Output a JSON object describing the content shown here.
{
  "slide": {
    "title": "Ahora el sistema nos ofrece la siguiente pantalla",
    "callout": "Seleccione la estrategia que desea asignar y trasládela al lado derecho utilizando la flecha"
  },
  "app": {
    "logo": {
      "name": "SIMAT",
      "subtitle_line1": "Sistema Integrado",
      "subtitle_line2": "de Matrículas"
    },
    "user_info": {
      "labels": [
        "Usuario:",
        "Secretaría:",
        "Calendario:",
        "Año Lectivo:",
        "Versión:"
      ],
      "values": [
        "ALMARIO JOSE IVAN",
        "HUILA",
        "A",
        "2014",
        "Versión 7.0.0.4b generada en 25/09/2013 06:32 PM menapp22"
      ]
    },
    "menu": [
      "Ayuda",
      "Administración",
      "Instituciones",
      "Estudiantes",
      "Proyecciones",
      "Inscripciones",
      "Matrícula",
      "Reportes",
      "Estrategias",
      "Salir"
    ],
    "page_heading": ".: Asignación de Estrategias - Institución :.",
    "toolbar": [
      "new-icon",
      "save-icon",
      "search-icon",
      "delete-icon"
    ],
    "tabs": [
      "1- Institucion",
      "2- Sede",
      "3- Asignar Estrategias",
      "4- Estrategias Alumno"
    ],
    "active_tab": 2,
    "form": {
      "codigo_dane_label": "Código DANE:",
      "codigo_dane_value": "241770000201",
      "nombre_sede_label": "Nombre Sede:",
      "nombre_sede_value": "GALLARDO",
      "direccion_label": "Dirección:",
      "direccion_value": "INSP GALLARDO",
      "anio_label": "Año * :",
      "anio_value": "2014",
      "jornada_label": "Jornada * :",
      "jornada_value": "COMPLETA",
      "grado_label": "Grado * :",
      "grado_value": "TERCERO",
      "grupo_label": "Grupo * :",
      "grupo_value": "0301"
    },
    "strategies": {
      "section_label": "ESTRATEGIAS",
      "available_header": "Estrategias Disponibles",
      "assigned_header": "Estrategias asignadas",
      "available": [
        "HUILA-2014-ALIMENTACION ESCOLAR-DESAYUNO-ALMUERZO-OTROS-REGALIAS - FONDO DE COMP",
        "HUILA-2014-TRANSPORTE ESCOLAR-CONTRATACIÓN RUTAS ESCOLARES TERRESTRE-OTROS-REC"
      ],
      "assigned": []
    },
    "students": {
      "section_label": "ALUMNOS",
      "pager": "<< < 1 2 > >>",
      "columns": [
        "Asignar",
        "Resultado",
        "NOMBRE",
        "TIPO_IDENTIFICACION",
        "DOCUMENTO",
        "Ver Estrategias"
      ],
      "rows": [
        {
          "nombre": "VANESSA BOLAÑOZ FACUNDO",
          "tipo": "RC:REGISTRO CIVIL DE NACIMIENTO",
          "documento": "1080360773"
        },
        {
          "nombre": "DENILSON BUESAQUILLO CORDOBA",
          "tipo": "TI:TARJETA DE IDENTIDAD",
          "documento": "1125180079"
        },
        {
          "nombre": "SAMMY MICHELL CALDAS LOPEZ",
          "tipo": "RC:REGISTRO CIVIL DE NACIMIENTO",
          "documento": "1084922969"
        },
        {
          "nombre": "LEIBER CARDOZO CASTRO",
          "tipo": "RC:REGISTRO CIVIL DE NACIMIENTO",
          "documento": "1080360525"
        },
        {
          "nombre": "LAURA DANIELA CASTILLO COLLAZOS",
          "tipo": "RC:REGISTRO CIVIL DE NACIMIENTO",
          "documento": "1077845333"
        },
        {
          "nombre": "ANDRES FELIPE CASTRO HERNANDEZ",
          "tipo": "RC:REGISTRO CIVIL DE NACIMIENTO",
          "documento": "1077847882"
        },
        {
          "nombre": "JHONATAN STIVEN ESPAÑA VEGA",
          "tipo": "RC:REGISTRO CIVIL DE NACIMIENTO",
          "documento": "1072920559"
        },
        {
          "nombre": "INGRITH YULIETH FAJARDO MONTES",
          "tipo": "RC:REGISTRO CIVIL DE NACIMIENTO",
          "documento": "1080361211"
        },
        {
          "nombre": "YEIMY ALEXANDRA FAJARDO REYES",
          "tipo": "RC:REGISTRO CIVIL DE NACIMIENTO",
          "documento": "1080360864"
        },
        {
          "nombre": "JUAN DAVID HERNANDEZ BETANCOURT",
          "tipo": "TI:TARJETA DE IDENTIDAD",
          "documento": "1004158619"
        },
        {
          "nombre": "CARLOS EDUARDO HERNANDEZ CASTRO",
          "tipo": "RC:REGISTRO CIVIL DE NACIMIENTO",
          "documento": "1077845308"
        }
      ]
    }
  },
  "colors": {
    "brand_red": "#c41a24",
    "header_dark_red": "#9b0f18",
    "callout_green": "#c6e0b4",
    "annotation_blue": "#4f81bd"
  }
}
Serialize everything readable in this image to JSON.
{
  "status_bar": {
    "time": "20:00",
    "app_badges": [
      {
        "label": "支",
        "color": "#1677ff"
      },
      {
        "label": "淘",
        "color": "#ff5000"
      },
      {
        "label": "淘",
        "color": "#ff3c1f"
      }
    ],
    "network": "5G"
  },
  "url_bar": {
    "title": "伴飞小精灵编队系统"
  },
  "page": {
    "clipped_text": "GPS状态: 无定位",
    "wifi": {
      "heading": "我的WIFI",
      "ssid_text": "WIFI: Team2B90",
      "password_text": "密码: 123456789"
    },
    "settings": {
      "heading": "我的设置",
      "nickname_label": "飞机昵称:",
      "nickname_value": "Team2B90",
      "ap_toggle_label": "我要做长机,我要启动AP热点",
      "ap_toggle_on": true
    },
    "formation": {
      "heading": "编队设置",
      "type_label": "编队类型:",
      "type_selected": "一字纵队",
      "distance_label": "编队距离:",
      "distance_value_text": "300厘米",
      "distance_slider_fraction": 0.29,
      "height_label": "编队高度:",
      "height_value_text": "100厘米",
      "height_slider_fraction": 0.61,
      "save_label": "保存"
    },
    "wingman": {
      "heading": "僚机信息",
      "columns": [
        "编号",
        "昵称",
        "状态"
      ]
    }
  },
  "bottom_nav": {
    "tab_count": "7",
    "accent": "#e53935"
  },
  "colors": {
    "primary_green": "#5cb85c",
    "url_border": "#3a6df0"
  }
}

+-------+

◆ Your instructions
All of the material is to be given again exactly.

◆ Result for this exercise
Output a JSON object describing the content shown here.
{
  "slide": {
    "title": "Ahora el sistema nos ofrece la siguiente pantalla",
    "callout": "Seleccione la estrategia que desea asignar y trasládela al lado derecho utilizando la flecha"
  },
  "app": {
    "logo": {
      "name": "SIMAT",
      "subtitle_line1": "Sistema Integrado",
      "subtitle_line2": "de Matrículas"
    },
    "user_info": {
      "labels": [
        "Usuario:",
        "Secretaría:",
        "Calendario:",
        "Año Lectivo:",
        "Versión:"
      ],
      "values": [
        "ALMARIO JOSE IVAN",
        "HUILA",
        "A",
        "2014",
        "Versión 7.0.0.4b generada en 25/09/2013 06:32 PM menapp22"
      ]
    },
    "menu": [
      "Ayuda",
      "Administración",
      "Instituciones",
      "Estudiantes",
      "Proyecciones",
      "Inscripciones",
      "Matrícula",
      "Reportes",
      "Estrategias",
      "Salir"
    ],
    "page_heading": ".: Asignación de Estrategias - Institución :.",
    "toolbar": [
      "new-icon",
      "save-icon",
      "search-icon",
      "delete-icon"
    ],
    "tabs": [
      "1- Institucion",
      "2- Sede",
      "3- Asignar Estrategias",
      "4- Estrategias Alumno"
    ],
    "active_tab": 2,
    "form": {
      "codigo_dane_label": "Código DANE:",
      "codigo_dane_value": "241770000201",
      "nombre_sede_label": "Nombre Sede:",
      "nombre_sede_value": "GALLARDO",
      "direccion_label": "Dirección:",
      "direccion_value": "INSP GALLARDO",
      "anio_label": "Año * :",
      "anio_value": "2014",
      "jornada_label": "Jornada * :",
      "jornada_value": "COMPLETA",
      "grado_label": "Grado * :",
      "grado_value": "TERCERO",
      "grupo_label": "Grupo * :",
      "grupo_value": "0301"
    },
    "strategies": {
      "section_label": "ESTRATEGIAS",
      "available_header": "Estrategias Disponibles",
      "assigned_header": "Estrategias asignadas",
      "available": [
        "HUILA-2014-ALIMENTACION ESCOLAR-DESAYUNO-ALMUERZO-OTROS-REGALIAS - FONDO DE COMP",
        "HUILA-2014-TRANSPORTE ESCOLAR-CONTRATACIÓN RUTAS ESCOLARES TERRESTRE-OTROS-REC"
      ],
      "assigned": []
    },
    "students": {
      "section_label": "ALUMNOS",
      "pager": "<< < 1 2 > >>",
      "columns": [
        "Asignar",
        "Resultado",
        "NOMBRE",
        "TIPO_IDENTIFICACION",
        "DOCUMENTO",
        "Ver Estrategias"
      ],
      "rows": [
        {
          "nombre": "VANESSA BOLAÑOZ FACUNDO",
          "tipo": "RC:REGISTRO CIVIL DE NACIMIENTO",
          "documento": "1080360773"
        },
        {
          "nombre": "DENILSON BUESAQUILLO CORDOBA",
          "tipo": "TI:TARJETA DE IDENTIDAD",
          "documento": "1125180079"
        },
        {
          "nombre": "SAMMY MICHELL CALDAS LOPEZ",
          "tipo": "RC:REGISTRO CIVIL DE NACIMIENTO",
          "documento": "1084922969"
        },
        {
          "nombre": "LEIBER CARDOZO CASTRO",
          "tipo": "RC:REGISTRO CIVIL DE NACIMIENTO",
          "documento": "1080360525"
        },
        {
          "nombre": "LAURA DANIELA CASTILLO COLLAZOS",
          "tipo": "RC:REGISTRO CIVIL DE NACIMIENTO",
          "documento": "1077845333"
        },
        {
          "nombre": "ANDRES FELIPE CASTRO HERNANDEZ",
          "tipo": "RC:REGISTRO CIVIL DE NACIMIENTO",
          "documento": "1077847882"
        },
        {
          "nombre": "JHONATAN STIVEN ESPAÑA VEGA",
          "tipo": "RC:REGISTRO CIVIL DE NACIMIENTO",
          "documento": "1072920559"
        },
        {
          "nombre": "INGRITH YULIETH FAJARDO MONTES",
          "tipo": "RC:REGISTRO CIVIL DE NACIMIENTO",
          "documento": "1080361211"
        },
        {
          "nombre": "YEIMY ALEXANDRA FAJARDO REYES",
          "tipo": "RC:REGISTRO CIVIL DE NACIMIENTO",
          "documento": "1080360864"
        },
        {
          "nombre": "JUAN DAVID HERNANDEZ BETANCOURT",
          "tipo": "TI:TARJETA DE IDENTIDAD",
          "documento": "1004158619"
        },
        {
          "nombre": "CARLOS EDUARDO HERNANDEZ CASTRO",
          "tipo": "RC:REGISTRO CIVIL DE NACIMIENTO",
          "documento": "1077845308"
        }
      ]
    }
  },
  "colors": {
    "brand_red": "#c41a24",
    "header_dark_red": "#9b0f18",
    "callout_green": "#c6e0b4",
    "annotation_blue": "#4f81bd"
  }
}
Serialize everything readable in this image to JSON.
{
  "status_bar": {
    "time": "20:00",
    "app_badges": [
      {
        "label": "支",
        "color": "#1677ff"
      },
      {
        "label": "淘",
        "color": "#ff5000"
      },
      {
        "label": "淘",
        "color": "#ff3c1f"
      }
    ],
    "network": "5G"
  },
  "url_bar": {
    "title": "伴飞小精灵编队系统"
  },
  "page": {
    "clipped_text": "GPS状态: 无定位",
    "wifi": {
      "heading": "我的WIFI",
      "ssid_text": "WIFI: Team2B90",
      "password_text": "密码: 123456789"
    },
    "settings": {
      "heading": "我的设置",
      "nickname_label": "飞机昵称:",
      "nickname_value": "Team2B90",
      "ap_toggle_label": "我要做长机,我要启动AP热点",
      "ap_toggle_on": true
    },
    "formation": {
      "heading": "编队设置",
      "type_label": "编队类型:",
      "type_selected": "一字纵队",
      "distance_label": "编队距离:",
      "distance_value_text": "300厘米",
      "distance_slider_fraction": 0.29,
      "height_label": "编队高度:",
      "height_value_text": "100厘米",
      "height_slider_fraction": 0.61,
      "save_label": "保存"
    },
    "wingman": {
      "heading": "僚机信息",
      "columns": [
        "编号",
        "昵称",
        "状态"
      ]
    }
  },
  "bottom_nav": {
    "tab_count": "7",
    "accent": "#e53935"
  },
  "colors": {
    "primary_green": "#5cb85c",
    "url_border": "#3a6df0"
  }
}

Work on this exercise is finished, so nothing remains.